New U of U president shares his goals, plans for the university
Aug 23, 2021, 12:07 AM | Updated: Jul 14, 2023, 3:25 pm
SALT LAKE CITY — Classes begin Monday at the University of Utah, and with this new school year comes a new president.
KSL TV’s Deanie Wimmer sat down with Dr. Taylor Randall.
Randall has a long career history and family history at the U., but it’s the future that has him excited, with goals to take the university to the next level.
“You’re a third-generation U. professor,” Deanie said to Randall. “Tell me your reaction when you learned you’d now be the President of the U.”
“First, was excitement because I love this institution and it’s, it’s my passion job,” he replied. “But, of course, there’s a little bit of a lump in your threat, knowing what’s happened in the past, and also the potential for the future.”
I sat down with the new @UUtah President Taylor Randall to see how this third generation professor plans to take the U to the next level.

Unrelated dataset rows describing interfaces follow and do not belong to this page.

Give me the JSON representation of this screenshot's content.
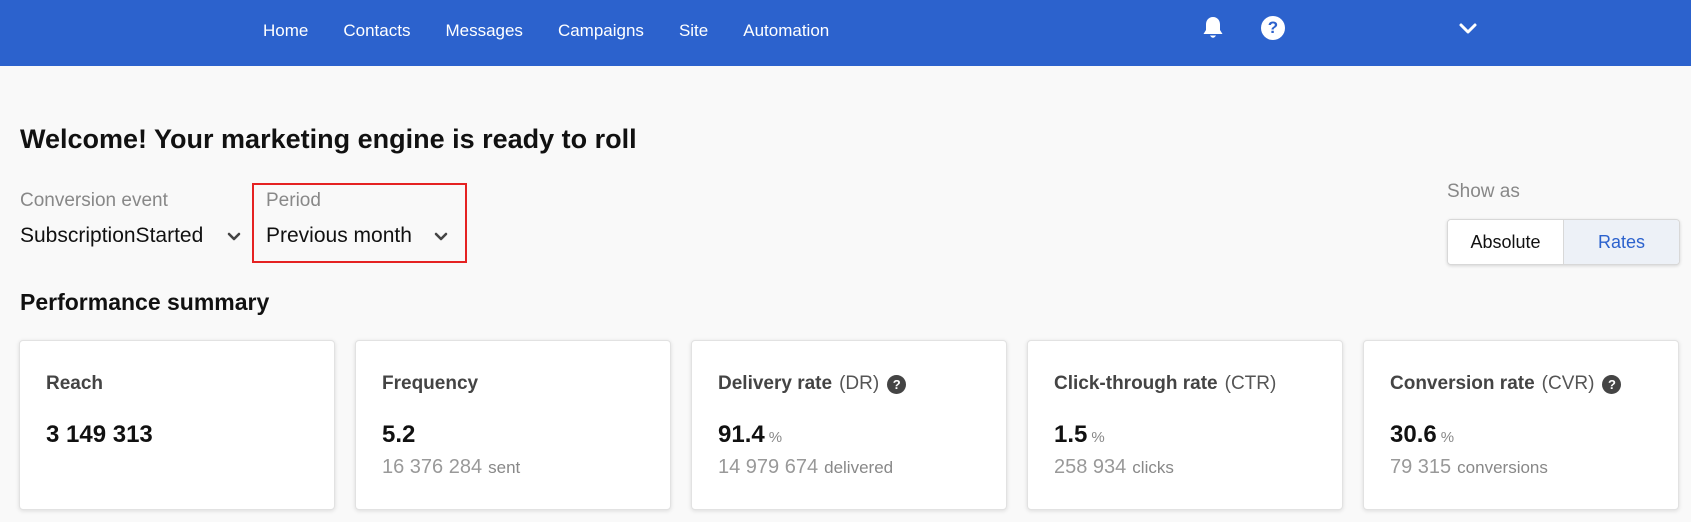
{
  "nav": {
    "items": [
      "Home",
      "Contacts",
      "Messages",
      "Campaigns",
      "Site",
      "Automation"
    ]
  },
  "icons": {
    "bell": "bell-icon",
    "help": "question-circle-icon",
    "help_glyph": "?",
    "account_menu": "chevron-down-icon"
  },
  "colors": {
    "brand": "#2c62cd",
    "highlight": "#e52222"
  },
  "page": {
    "title": "Welcome! Your marketing engine is ready to roll"
  },
  "filters": {
    "conversion_event": {
      "label": "Conversion event",
      "value": "SubscriptionStarted"
    },
    "period": {
      "label": "Period",
      "value": "Previous month"
    }
  },
  "show_as": {
    "label": "Show as",
    "options": [
      "Absolute",
      "Rates"
    ],
    "selected": "Rates"
  },
  "summary": {
    "title": "Performance summary",
    "cards": [
      {
        "title": "Reach",
        "abbr": "",
        "help": false,
        "value": "3 149 313",
        "unit": "",
        "sub_value": "",
        "sub_unit": ""
      },
      {
        "title": "Frequency",
        "abbr": "",
        "help": false,
        "value": "5.2",
        "unit": "",
        "sub_value": "16 376 284",
        "sub_unit": "sent"
      },
      {
        "title": "Delivery rate",
        "abbr": "(DR)",
        "help": true,
        "value": "91.4",
        "unit": "%",
        "sub_value": "14 979 674",
        "sub_unit": "delivered"
      },
      {
        "title": "Click-through rate",
        "abbr": "(CTR)",
        "help": false,
        "value": "1.5",
        "unit": "%",
        "sub_value": "258 934",
        "sub_unit": "clicks"
      },
      {
        "title": "Conversion rate",
        "abbr": "(CVR)",
        "help": true,
        "value": "30.6",
        "unit": "%",
        "sub_value": "79 315",
        "sub_unit": "conversions"
      }
    ]
  }
}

He has a unique focus. @KSL5TV at 10. #KSLTV pic.twitter.com/rJ02W42PN5
— Deanie Wimmer (@DeanieWimmer) August 22, 2021
“Think of an experience that you had as a student here on this campus that led you to the corner office,” said Deanie.
“I had an English professor my freshman year that took me under his wing. He actually gave me an F on my first writing assignment,” Randall replied. “He had me rewrite that a number of times and I improved for the process.”
Randall went on to say, “It was that single experience that got me thinking about becoming an educator because I saw for the first time the power an individual can have on the life of a student.”
“You’re described as having a relentless focus on students,” said Deanie.
“I have a philosophy that education should be hard, but it also should just be fun, and if you can combine those two things, you create magic,” said Randall. “I think we can create the most exciting educational environment that you’ll see in the United States.”
“You still hike with students?” Deanie asked Randall.
He responded, “I do. During the pandemic, we had to find creative ways to interact, and so I organized bike rides. I’m a golfer; there are a few students that wanted to go golfing and also took hikes.”
A primary goal of Randall’s is to continue the work of his predecessor, Ruth Watkins, to make higher education accessible.
“A number of years ago, I asked for a list of students that didn’t show up on campus,” he said. “I asked for 100, and I started calling them, I called them myself, and it was actually heartbreaking some of the stories I heard.”
He will also have to continue the work of improving campus safety after the tragic shooting of student Lauren McCluskey.
“Do you feel those issues are behind you?” Deanie asked him.
“You can’t put that behind you entirely because you’ve got to learn from it, and we’ve improved a lot, but we’ve got a long way to go,” said Randall.
“Do you feel like, with students, that’s going to be the hardest barrier or obstacle to overcome?” asked Deanie.
“I think that’s right. I think we’ve got to be genuine in the way we approach students,” said Randall.
As former Dean of the Business School, he:
- Increased scholarships from $800,000 to $15 million
- School revenues grew from $27 million to $135 million
- Eight of the school’s programs became Top 5 in the nation
He’ll work to replicate that and focus on making everyone on campus feel welcome.
“The theory is here, as you create a community that is welcoming and creates a sense of belonging for individuals, that we will be able to see progress in all areas,” replied Randall.
“What’s the best perk of being the president?” Deanie asked Randall.
“I’ve probably been on the job too short, but I will tell you I have the best parking I’ve ever had,” he said laughing.
He probably has great seats at the football games, too, but for all the family tradition that bleeds red, his youngest daughter will start college at BYU.
Talk about a house divided.